Look through the lines below for the word "label", and copy every line that has it.

Dataset records
____
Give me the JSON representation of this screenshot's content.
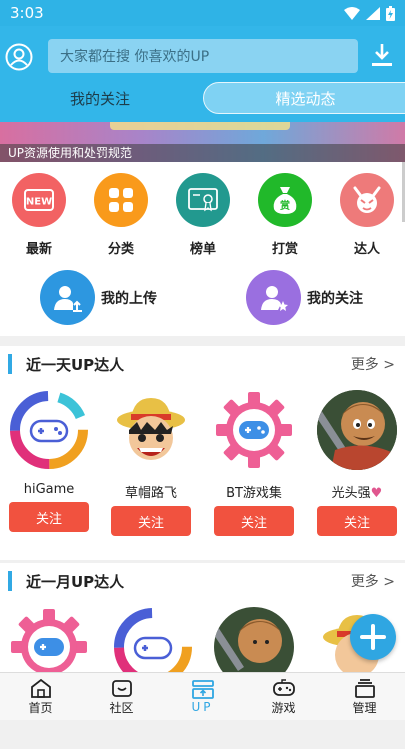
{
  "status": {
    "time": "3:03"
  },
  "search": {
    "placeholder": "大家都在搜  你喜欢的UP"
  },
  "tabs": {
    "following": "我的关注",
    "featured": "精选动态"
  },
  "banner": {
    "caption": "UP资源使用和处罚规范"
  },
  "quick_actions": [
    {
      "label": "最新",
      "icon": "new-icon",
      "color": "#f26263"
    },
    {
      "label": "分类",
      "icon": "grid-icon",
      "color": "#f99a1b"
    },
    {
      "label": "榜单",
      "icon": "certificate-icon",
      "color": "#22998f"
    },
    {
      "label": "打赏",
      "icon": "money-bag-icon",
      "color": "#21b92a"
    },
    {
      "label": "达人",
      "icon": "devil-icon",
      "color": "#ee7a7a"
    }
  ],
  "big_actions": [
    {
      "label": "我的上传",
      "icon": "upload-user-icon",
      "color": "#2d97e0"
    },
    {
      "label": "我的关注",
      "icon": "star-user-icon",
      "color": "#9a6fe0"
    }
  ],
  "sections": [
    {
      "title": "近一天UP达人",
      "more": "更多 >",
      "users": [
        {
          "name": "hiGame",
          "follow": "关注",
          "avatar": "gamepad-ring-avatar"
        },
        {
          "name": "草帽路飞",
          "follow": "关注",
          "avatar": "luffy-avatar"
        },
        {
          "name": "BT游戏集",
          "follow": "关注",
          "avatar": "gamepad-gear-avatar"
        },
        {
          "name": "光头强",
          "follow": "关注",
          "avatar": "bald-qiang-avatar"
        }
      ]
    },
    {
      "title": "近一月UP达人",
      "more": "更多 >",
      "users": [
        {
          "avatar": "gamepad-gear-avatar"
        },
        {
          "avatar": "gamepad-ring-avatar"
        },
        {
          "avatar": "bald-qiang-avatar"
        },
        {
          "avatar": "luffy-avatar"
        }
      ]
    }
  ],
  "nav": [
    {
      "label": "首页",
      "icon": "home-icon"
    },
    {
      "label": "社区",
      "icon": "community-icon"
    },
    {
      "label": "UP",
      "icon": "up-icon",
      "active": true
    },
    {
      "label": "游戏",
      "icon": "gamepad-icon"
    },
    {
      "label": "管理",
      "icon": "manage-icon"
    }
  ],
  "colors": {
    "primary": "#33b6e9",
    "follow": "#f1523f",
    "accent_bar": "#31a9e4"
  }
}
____
ANSWER TO THE EXERCISE
      "label": "最新",
      "label": "分类",
      "label": "榜单",
      "label": "打赏",
      "label": "达人",
      "label": "我的上传",
      "label": "我的关注",
      "label": "首页",
      "label": "社区",
      "label": "UP",
      "label": "游戏",
      "label": "管理",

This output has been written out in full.